In “Between Us,” a romantic drama that premiered at the Tribeca Film Festival last week, there’s an ominous cloud hanging over Dianne (Olivia Thirlby) and Henry’s (Ben Feldman) six-year relationship.
He’s a screenwriter without a big hit, she’s doing well for herself as an event planner. They can’t decide if they should get married, their sex life has stalled and flirtations are starting to spring up outside of the relationship.
We spoke with Thirlby about capturing the couple’s relationship on-screen, the benefits of starring in independent films and the important life lesson she learned while shooting.
Forward: In a way, I left this film with a very similar feeling to the one I had watching [Thirlby’s 2012 film] “Nobody Walks.” Both examined relationships in a very raw, unfiltered way.
It’s interesting to draw a comparison between those films. I definitely hadn’t thought about it but now that you say it, it does make sense. They’re both portraying kind of hard to touch intricacies about interpersonal dynamics between two people, especially when you involve outside people in the relationship.
“Between Us” picks up quite late into Dianne and Henry’s relationship. How did you work together with Ben Feldman to capture the feeling of a worn-in relationship?
We spent a number of days rehearsing together and we did a lot of talking and a lot of sharing and getting comfortable with each other. We did some awesome improv activities that allowed us to be weird and vulnerable together. Ben and I got along really easily. By the time we started filming we were pretty comfortable with each other. We were clear on where this couple was at and what exactly we wanted to convey with them.
What are the rewards of acting in an independent film?
Sometimes with independent film the artist participating has more of a say in what they are creating, which is really how it should always be. An artist should be the one that is in control of their art. That’s not to suggest that that is not fully possible in mainstream film, but there’s a kind of a grassroots creative feeling that happens with independent film. There’s not a lot of formality, there’s not a lot of cooks in the kitchen. People are collaborating in a really authentic way and it’s really about themselves, what they have to say creatively. In independent film, some of the most magical things and the most unexpected things are born out of the moment, pure moments of creative flow.
In what ways do you feel like you were able to contribute creatively to the creation of Dianne’s character?
In the past, I’ve strived to identify what my character’s flaws were. I would try to mask my own flaws and think of ways to show their flaws. It’s a very intellectual process and as soon as you get into your head you’re a little bit less in the creative, spontaneous flow. This time around I decided that her flaws were my flaws. Instead of trying to cover up what my flaws were, be they physical or mental or emotional, I was just going to let it all hang out and let her superimpose herself over me. I was like, I’m just going to let her be myself.
Was that freeing in a way? Or more scary?
I think it was both. It was more freeing when I was shooting the film and more scary when I was watching it.

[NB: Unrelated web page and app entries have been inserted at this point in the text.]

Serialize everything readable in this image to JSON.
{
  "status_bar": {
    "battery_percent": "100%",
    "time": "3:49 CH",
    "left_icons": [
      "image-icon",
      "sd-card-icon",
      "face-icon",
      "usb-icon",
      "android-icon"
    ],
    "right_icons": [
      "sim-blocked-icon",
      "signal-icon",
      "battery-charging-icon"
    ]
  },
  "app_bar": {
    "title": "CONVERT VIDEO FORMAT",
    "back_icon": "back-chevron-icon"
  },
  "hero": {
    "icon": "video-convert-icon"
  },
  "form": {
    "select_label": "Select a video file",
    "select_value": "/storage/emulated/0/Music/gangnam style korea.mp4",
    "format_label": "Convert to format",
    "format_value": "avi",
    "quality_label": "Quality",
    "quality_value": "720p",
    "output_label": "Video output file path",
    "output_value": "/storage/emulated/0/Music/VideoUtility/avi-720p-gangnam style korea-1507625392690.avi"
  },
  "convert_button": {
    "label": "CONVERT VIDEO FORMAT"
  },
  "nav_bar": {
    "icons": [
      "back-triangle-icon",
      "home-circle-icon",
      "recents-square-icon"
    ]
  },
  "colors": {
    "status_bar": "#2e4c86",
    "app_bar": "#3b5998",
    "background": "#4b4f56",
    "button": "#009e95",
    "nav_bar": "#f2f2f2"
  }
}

Do you feel like you learn life lessons from the films you shoot? What life lesson do you feel like you learned from this film?
I do feel like I learned a big life lesson from this film and it’s something I think Dianne learns from the film as well. I think what’s at the heart of the film is that you can only communicate with your partner as honestly as you’re communicating with yourself. I think that is an epic lesson.
Communication is kind of the thread by which a relationship will live or die or hang on or break. You can think you’re doing a great job of communicating with your partner and maybe on some level you are, but if there are things inside you that you are not in touch with, your communication is only going to be so strong.